Casserole, Hanging Plant or Load of Laundry?: Supporting Someone in Crisis

Your co-worker’s child was in a serious accident, your neighbor’s father just passed away, or your best friend was diagnosed with a serious illness. You want to be helpful but you’re not sure what to do. Here are some ideas that people have shared with me over the years:

1) Food. In the middle of a crisis people can overeat or stop eating, want high-calorie food or only healthy choices. Some people value a freezer full of meals while others don’t want to even heat up a frozen pizza. On top of that, people have dietary restrictions, allergies, and specific preferences. Designate a point person (a close friend that’s not personally involved in the crisis) to coordinate meals, make sure the family is not overwhelmed, and procedures are in place for delivery.

2) Errands/Household Tasks. In the middle of a crisis things like laundry, house-cleaning, picking up kids from summer camp, and remembering to put gas in the car can all feel challenging.

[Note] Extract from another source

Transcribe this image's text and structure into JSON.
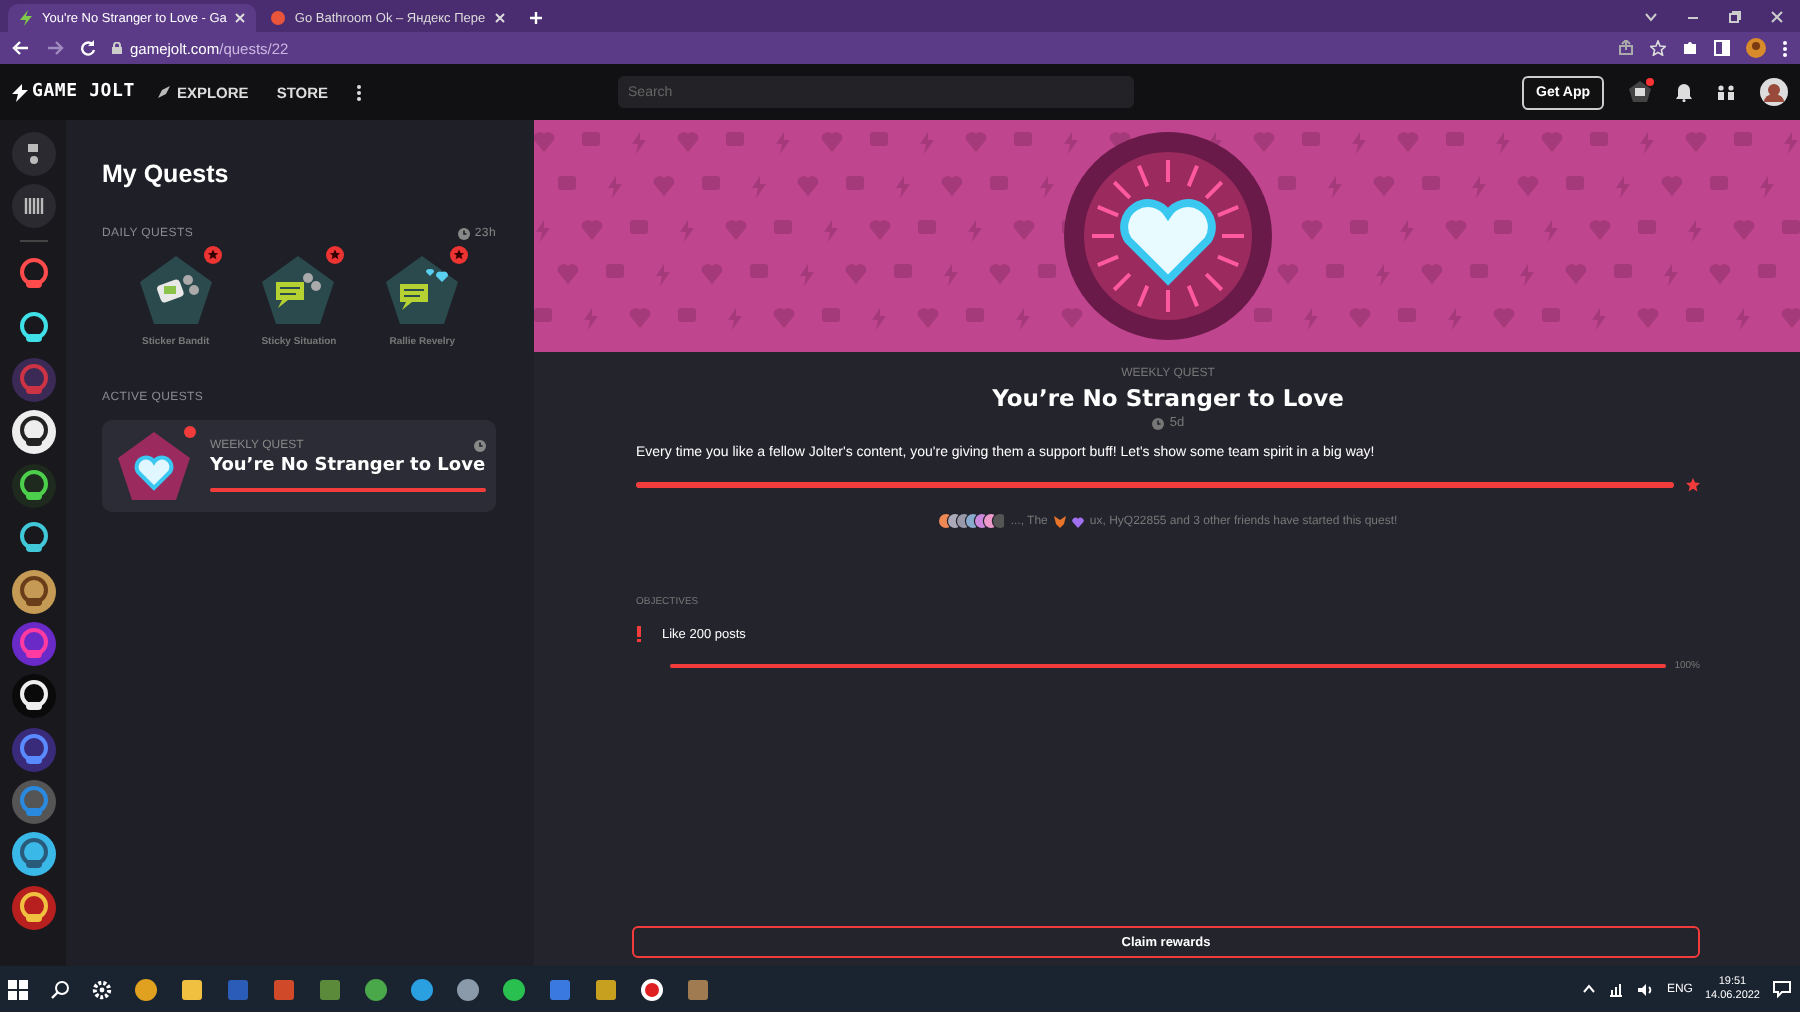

People’s brains literally shift into trauma response and the logical part no longer works. Decide one or two things you can offer to do. Be specific (e.g. I can pick up Joe after summer camp and take him out for a snack), and follow through.

3) Attending Events. Going to wakes, court hearings, funerals and memorial celebrations are all important options. Veronica shared with me how difficult it was to plan her aunt’s memorial service only to have very few people show up because “we only knew you, and not your aunt.” Remember the events are for those left behind.

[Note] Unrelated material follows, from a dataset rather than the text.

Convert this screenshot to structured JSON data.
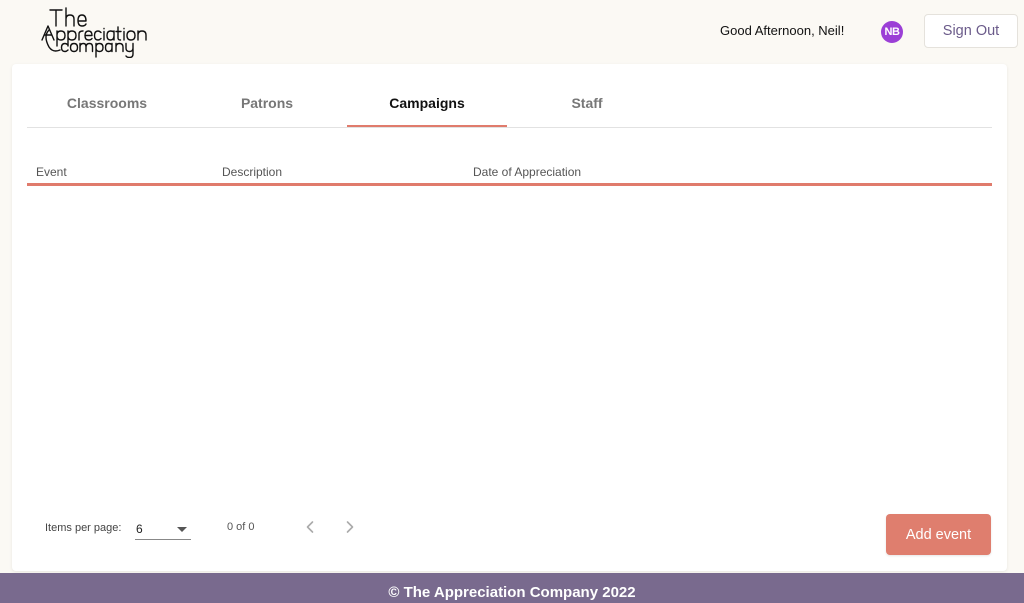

4) Cards/Flowers/Plants/Memorial Donations. These choices bring up lots of opinions. Susie stood in Target reading every sympathy card getting angrier and angrier at the greeting card industry, Peter strongly believed in not sending flowers, and Martha did not agree with the organizations designated for donations. This is an area where it’s important to make this about your friend, not about you. I’ve had families talk decades later about thoughtful cards or beautiful plants that they still enjoy.

In the end, make sure you take the time to do at least one of these options! I hear over and over again, “I didn’t realize how important it was for people to show up, until it happened to me.” Your card or presence might end up being one of the most important moments for someone.